So what has this to do with psychology? We’re talking halo effects. These are common in football: win a game with a lucky last-minute goal and you’ll hear the fans speaking volumes about how brilliantly the lads played; but see it ruled out for offside and the opposition immediately fluke a winner at the other end, and the same fans will be calling for the manager’s head. In England’s case, the halo effect was created by the penalty shoot-out against Columbia. So euphoric was the fans’ reaction – caused by a massive release of dopamine on having their negative expectations reversed – that all events thereafter were suffused with a rosy glow: rosy, but unrealistic. As for Southgate, his own halo effect stemmed from the utter likeability that oozed out of his every word and deed. The trouble is, of course, that likeability does not at all equate with competence. Why this matters is that the new conventional wisdom is certain to encourage complacency. The FA will continue to believe that a good England manager is one who minds his p’s and q’s, and the largely foreign-owned Premier League will continue to deny home-grown players a fair chance to develop.
While the unrealistically positive reaction to Southgate and the team – knighthoods all round, boys! – is easily explained, we’re still left with the (i) baffled and (ii) furious responses to Mr Souness. The first is down to the way humans form beliefs. From our earliest days we build self-serving edifices of things-we-by-chance-hold-true, called schemata. These determine whatever else we’re prepared to believe; anything that conflicts gets screened out, for the sake of our sanity as much as anything. (It’s called Confirmation Bias). When presented with impartial facts that challenge our schemata, it’s much easier to doubt the credibility of the source. As for fury: it’s an exaggerated form of the same response, where an impulse to silence the dissenting voice takes over. An element of self-esteem is involved here: doubt the wisdom of the emoting masses and you’re really drawing their attention to the expedient but unreliable heuristics and biases that determine their beliefs, and to the passions that substitute for reason.
The relevance of all this to the current political situation is evident. Any 18th-century idealist who ever thought that universal suffrage made sense because we are all creatures of reason must now be spinning in the grave.
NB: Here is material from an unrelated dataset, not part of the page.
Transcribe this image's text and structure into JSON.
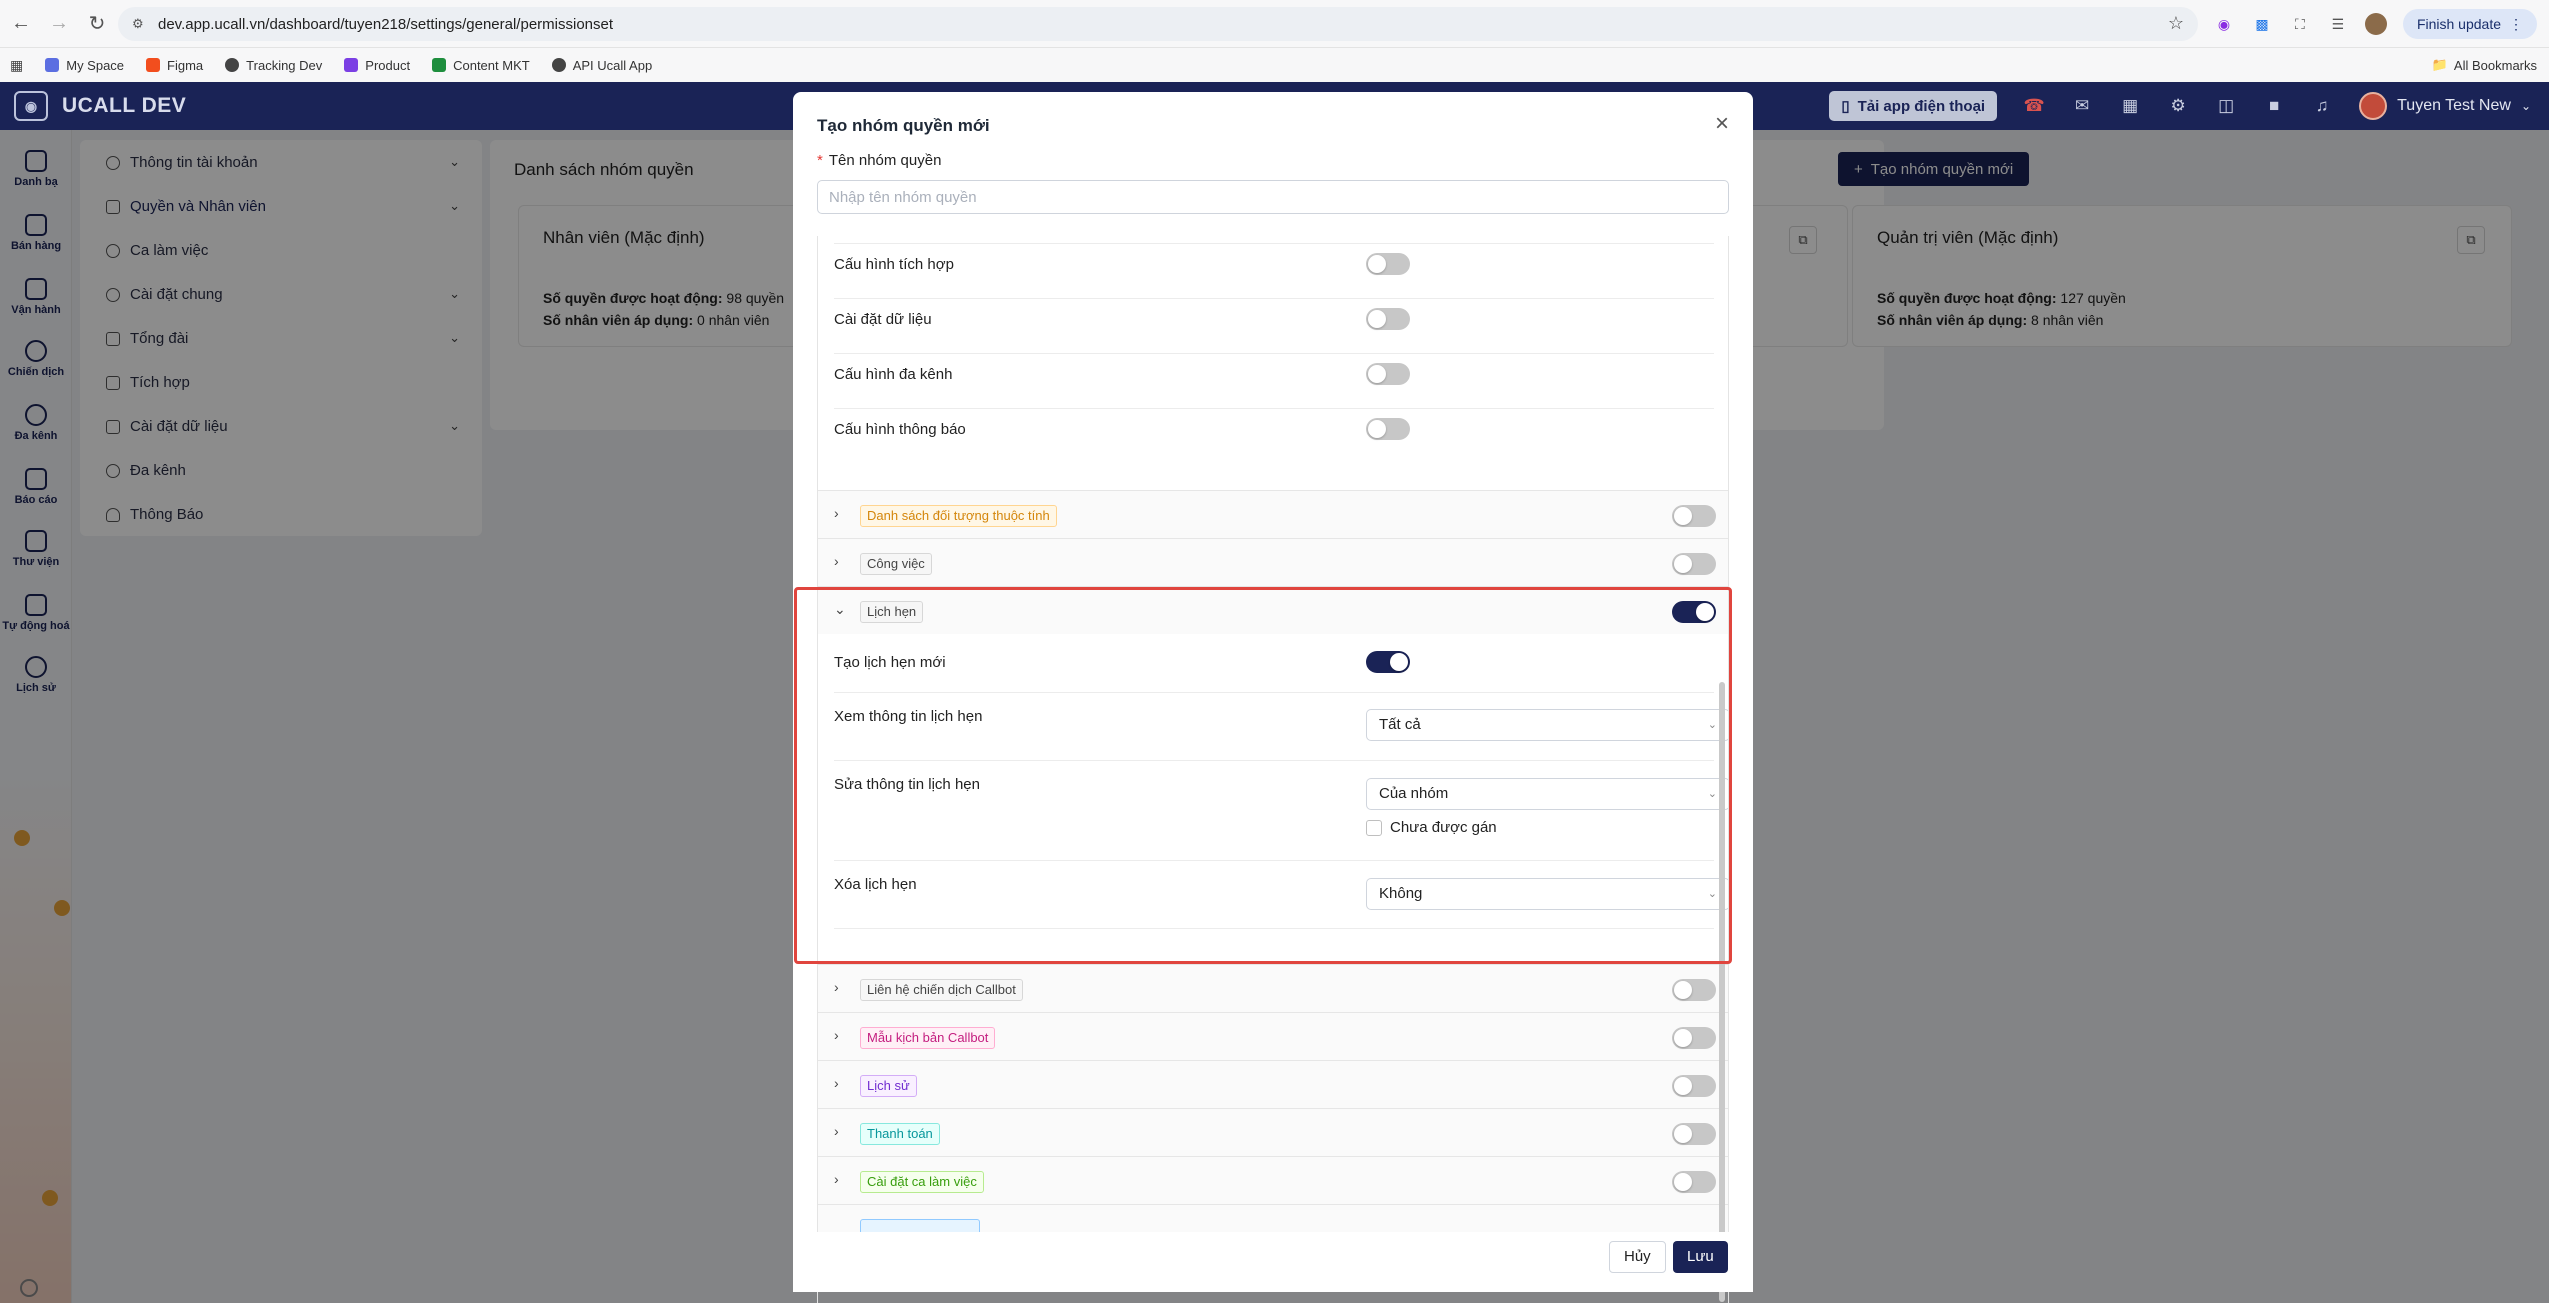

The exquisitely insightful HL Mencken noted this a century ago when he observed that “Democracy is the theory that the common people know what they want, and deserve to get it good and hard”. The Enlightenment was a centuries-long movement to place reason first; but it is now in retreat, and a New Age of self-righteous unreason beckons.